DEAR ABBY: I am the grandmother of eight wonderful grandchildren, whom I love dearly. There is, however, one aspect that I loathe: sleepovers. It doesn’t bother my husband that I’m stuck with endless loads of extra laundry: towels, wash cloths, sheets, blankets, comforters, etc. He works; I am disabled. When I tell him I can’t manage all the extra laundry, he asks, “Want to trade places?” Am I wrong in thinking he doesn’t care about me when he encourages these dreaded sleepovers? — OVERWORKED IN THE WEST

DEAR OVERWORKED: Your husband appears to prioritize his entertainment over the effect it has on your body and your stress level. Draw the line. This isn’t about “trading places.” Tell him you need a hand! If he wants the kiddies over, he will have to shoulder more of the laundry duty because you can no longer manage all of it. The older grandchildren should also help with it before they leave. Stick to your guns, because stress has been known to make fragile people sick.

DEAR ABBY: I recently attended my first rodeo, and during the singing of the national anthem, I realized I was getting the “stink eye” from a pair of teenaged boys.

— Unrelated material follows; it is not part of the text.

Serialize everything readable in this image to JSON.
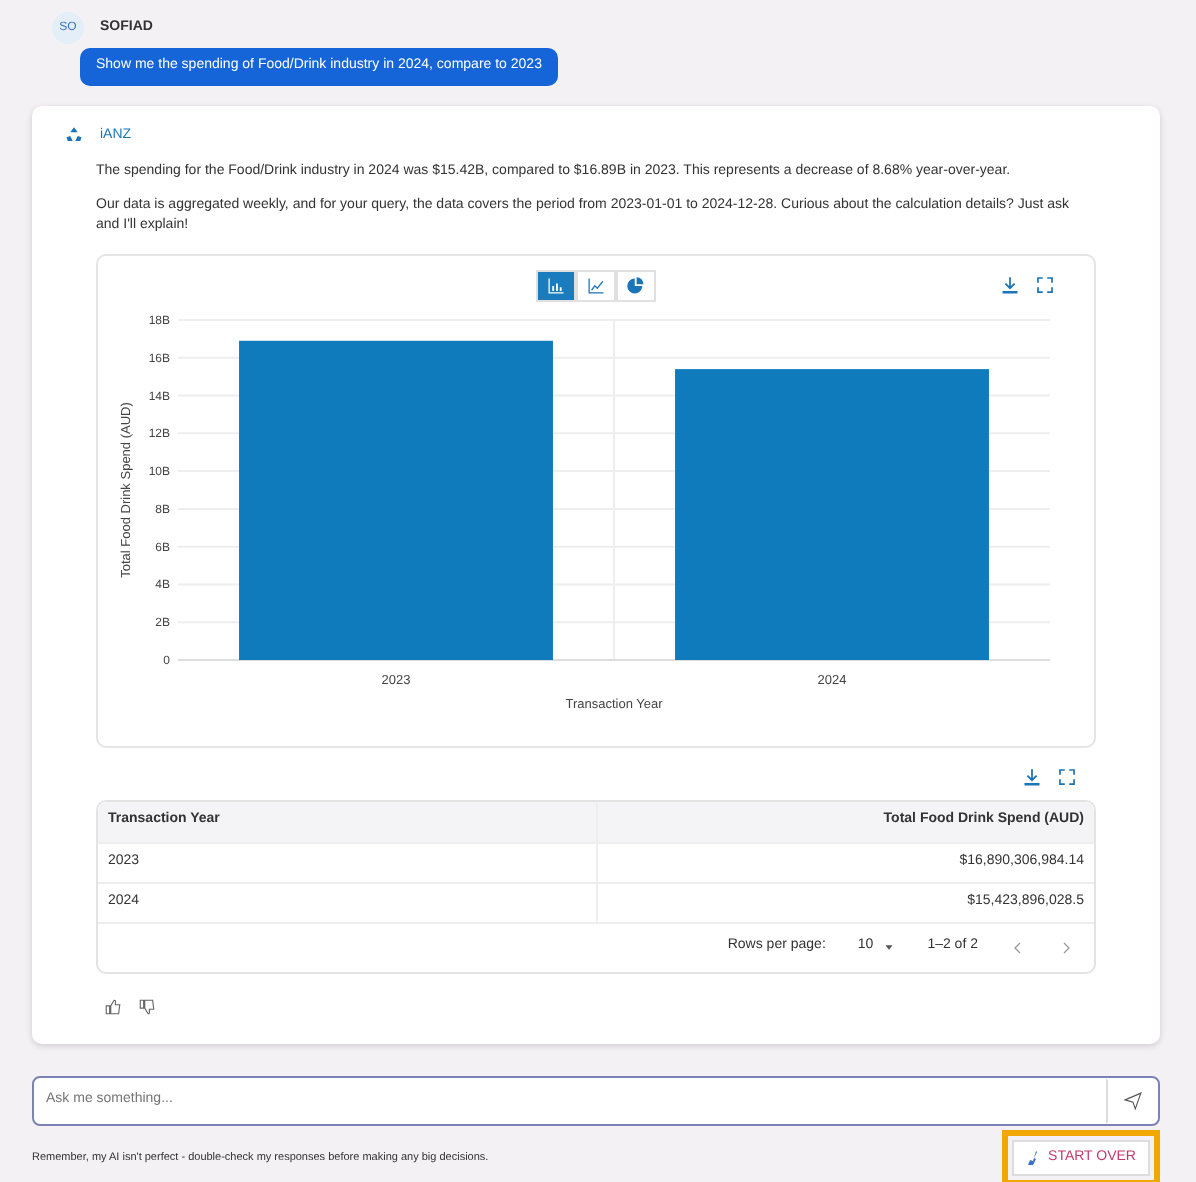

I hadn’t removed my straw sunhat because I was taught that a woman’s hat is considered part of her outfit and need not be taken off on such occasions. I’m the wife and daughter of veterans, and this is their understanding as well. Have the rules changed? — “HATTY” IN THE MIDWEST

DEAR “HATTY”: According to EmilyPost.com, fashionable hats can be left on when the national anthem is played and when the flag of the United States is paraded by. However, if the person is wearing a baseball-style cap, members of both genders should respectfully remove it.

Dear Abby is written by Abigail Van Buren, also known as Jeanne Phillips, and was founded by her mother, Pauline Phillips. Contact Dear Abby at www.DearAbby.com or P.O. Box 69440, Los Angeles, CA 90069.

Abby shares more than 100 of her favorite recipes in two booklets: “Abby’s Favorite Recipes” and “More Favorite Recipes by Dear Abby.” Send your name and mailing address, plus check or money order for $16 (U.S. funds), to: Dear Abby, Cookbooklet Set, P.O. Box 447, Mount Morris, IL 61054-0447. (Shipping and handling are included in the price.)